“The Campaign was damaged in the millions of dollars, the specific amount to be proven at trial,” the complaint added.

Lawsuits for libel against media organizations by public figures must clear a high bar, and require a showing that the media organization was reckless in reporting a falsehood -- meaning either that the organization knew the information was false, or intentionally disregarded a significant risk that the material was false.

Last week, the Trump campaign  filed a similar libel lawsuit against what it called the "extremely biased" New York Times, saying the paper's March 27, 2019 op-ed titled “The Real Trump-Russia Quid Pro Quo" amounted to a knowingly false smear intended to "improperly influence the presidential election in November 2020."

Ironically, the Post published an opinion piece on Saturday that declared the “lawsuit against the New York Times is almost certainly dead on arrival in the courts” and "exemplifies the threat the Trump presidency poses to First Amendment values and freedom of the press.”

The Times lawsuit seeks "compensatory damages in the millions of dollars," as well as punitive damages and legal fees. Knowing that then-Special Counsel Robert Mueller was about to exonerate President Trump, the campaign argues in the lawsuit, the Times sought to quickly "damage" the president's campaign "before the Mueller Report would be released debunking the conspiracy claims."

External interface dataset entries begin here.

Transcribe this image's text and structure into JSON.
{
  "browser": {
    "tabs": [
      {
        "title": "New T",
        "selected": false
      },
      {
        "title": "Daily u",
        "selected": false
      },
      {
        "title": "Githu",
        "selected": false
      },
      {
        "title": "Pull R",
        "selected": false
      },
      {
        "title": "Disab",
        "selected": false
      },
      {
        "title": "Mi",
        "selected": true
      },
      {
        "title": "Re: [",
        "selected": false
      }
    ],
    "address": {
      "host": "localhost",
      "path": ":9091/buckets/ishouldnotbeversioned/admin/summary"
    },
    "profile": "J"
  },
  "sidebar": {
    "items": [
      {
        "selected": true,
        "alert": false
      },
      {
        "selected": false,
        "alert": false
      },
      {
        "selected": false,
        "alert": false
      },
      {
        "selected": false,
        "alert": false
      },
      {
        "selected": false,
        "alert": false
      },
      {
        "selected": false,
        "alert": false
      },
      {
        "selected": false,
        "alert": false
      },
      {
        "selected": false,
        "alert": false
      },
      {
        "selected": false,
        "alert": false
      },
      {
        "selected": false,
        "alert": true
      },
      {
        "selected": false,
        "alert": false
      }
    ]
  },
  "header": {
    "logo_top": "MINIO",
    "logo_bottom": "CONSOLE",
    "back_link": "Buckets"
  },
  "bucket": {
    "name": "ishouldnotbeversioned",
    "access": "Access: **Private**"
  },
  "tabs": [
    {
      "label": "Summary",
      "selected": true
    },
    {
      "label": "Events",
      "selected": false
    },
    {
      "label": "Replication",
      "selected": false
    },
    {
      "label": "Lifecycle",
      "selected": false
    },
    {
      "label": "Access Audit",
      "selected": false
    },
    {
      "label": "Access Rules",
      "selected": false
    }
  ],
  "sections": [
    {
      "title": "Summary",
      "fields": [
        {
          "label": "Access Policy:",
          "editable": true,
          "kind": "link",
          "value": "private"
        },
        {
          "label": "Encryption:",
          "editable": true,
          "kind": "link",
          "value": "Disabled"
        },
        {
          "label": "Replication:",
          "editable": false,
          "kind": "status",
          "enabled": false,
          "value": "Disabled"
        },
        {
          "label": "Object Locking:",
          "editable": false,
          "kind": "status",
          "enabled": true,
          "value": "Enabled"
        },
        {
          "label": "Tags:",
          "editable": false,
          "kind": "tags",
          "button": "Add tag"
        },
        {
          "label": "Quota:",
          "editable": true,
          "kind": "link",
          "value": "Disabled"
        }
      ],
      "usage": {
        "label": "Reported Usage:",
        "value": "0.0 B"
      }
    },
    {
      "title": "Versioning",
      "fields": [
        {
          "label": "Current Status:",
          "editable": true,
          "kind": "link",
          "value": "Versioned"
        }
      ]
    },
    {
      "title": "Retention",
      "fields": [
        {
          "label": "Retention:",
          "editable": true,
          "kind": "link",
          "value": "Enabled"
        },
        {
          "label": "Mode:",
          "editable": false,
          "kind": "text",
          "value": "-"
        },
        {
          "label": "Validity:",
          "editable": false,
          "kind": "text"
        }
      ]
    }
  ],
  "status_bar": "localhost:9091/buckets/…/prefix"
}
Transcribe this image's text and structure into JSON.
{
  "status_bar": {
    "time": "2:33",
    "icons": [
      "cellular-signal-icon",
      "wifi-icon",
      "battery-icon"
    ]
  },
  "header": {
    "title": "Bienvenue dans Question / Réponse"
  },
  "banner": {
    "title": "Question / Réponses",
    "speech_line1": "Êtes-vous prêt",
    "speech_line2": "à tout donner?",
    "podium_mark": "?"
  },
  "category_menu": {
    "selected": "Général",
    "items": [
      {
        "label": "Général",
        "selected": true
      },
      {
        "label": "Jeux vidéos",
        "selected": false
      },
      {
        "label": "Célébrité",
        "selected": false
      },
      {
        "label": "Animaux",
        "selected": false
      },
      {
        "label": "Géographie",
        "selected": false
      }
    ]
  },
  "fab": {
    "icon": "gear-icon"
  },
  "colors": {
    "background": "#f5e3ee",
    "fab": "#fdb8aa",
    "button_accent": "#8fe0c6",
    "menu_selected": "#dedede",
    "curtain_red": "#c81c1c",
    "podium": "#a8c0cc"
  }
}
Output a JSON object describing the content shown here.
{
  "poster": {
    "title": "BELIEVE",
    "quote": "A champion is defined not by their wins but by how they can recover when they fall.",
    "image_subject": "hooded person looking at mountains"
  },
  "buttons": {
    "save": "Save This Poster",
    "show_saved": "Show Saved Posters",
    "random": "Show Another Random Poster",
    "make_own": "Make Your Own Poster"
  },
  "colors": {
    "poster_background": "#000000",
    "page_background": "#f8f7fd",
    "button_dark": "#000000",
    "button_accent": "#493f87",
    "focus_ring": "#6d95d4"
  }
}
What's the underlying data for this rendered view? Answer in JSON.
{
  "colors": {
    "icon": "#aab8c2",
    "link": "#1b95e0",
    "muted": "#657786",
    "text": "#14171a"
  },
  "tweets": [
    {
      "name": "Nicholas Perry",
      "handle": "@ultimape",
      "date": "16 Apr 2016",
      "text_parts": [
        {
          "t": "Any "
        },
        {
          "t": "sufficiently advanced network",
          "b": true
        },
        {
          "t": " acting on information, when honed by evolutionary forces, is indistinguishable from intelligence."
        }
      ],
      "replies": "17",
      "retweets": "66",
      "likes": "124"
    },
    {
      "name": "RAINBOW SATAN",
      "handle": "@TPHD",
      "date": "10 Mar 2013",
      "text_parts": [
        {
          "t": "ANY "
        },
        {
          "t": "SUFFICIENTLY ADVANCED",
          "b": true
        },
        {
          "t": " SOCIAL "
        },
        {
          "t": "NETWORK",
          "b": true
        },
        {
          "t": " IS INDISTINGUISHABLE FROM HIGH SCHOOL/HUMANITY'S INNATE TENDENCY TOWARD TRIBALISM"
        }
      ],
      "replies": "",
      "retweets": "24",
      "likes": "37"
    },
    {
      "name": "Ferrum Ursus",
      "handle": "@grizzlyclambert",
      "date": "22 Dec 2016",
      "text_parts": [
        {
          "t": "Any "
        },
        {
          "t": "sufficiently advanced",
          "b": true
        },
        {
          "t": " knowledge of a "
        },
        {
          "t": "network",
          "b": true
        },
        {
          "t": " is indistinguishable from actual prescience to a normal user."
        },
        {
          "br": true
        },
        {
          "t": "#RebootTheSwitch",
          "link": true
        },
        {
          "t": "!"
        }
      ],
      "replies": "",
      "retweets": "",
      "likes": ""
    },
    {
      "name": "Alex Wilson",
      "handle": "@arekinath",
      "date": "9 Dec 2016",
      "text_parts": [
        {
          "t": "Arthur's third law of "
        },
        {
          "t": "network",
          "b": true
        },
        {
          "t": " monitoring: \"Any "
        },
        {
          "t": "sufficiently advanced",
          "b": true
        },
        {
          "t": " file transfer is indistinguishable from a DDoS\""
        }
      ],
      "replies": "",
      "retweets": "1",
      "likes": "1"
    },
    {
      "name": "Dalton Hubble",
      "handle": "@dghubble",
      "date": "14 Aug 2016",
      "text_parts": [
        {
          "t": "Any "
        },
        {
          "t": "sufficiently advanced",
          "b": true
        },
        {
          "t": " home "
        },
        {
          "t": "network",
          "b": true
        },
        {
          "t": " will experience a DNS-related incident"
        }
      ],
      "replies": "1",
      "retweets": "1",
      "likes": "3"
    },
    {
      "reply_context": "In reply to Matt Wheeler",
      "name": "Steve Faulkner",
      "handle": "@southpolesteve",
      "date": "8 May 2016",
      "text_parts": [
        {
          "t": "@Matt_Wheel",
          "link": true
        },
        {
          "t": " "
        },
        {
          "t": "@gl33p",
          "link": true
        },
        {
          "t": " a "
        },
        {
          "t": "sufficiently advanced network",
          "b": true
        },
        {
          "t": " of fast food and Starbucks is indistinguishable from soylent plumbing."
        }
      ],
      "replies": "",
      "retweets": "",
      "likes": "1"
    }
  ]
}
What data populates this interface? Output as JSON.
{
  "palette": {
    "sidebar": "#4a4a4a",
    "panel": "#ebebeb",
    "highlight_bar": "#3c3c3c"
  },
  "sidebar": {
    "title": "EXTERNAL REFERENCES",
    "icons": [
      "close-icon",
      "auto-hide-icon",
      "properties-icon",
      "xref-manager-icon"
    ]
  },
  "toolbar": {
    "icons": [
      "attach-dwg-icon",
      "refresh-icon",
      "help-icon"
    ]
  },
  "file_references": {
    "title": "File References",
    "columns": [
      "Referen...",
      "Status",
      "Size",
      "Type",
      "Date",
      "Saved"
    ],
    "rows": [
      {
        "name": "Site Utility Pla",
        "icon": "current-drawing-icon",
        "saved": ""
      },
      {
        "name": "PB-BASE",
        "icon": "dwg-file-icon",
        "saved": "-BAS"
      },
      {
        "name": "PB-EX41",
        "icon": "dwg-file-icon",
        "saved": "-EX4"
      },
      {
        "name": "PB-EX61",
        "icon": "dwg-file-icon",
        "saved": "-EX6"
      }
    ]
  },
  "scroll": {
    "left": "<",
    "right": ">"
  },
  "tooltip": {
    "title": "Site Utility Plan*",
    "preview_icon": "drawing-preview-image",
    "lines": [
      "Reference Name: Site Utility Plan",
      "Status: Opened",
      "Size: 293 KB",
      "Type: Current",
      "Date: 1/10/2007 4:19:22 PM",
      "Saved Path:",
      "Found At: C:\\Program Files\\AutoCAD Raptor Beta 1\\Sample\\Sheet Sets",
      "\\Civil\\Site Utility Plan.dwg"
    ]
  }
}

In a statement, the Times shot back: "The Trump Campaign has turned to the courts to try to punish an opinion writer for having an opinion they find unacceptable. Fortunately, the law protects the right of Americans to express their judgments and conclusions, especially about events of public importance. We look forward to vindicating that right in this case."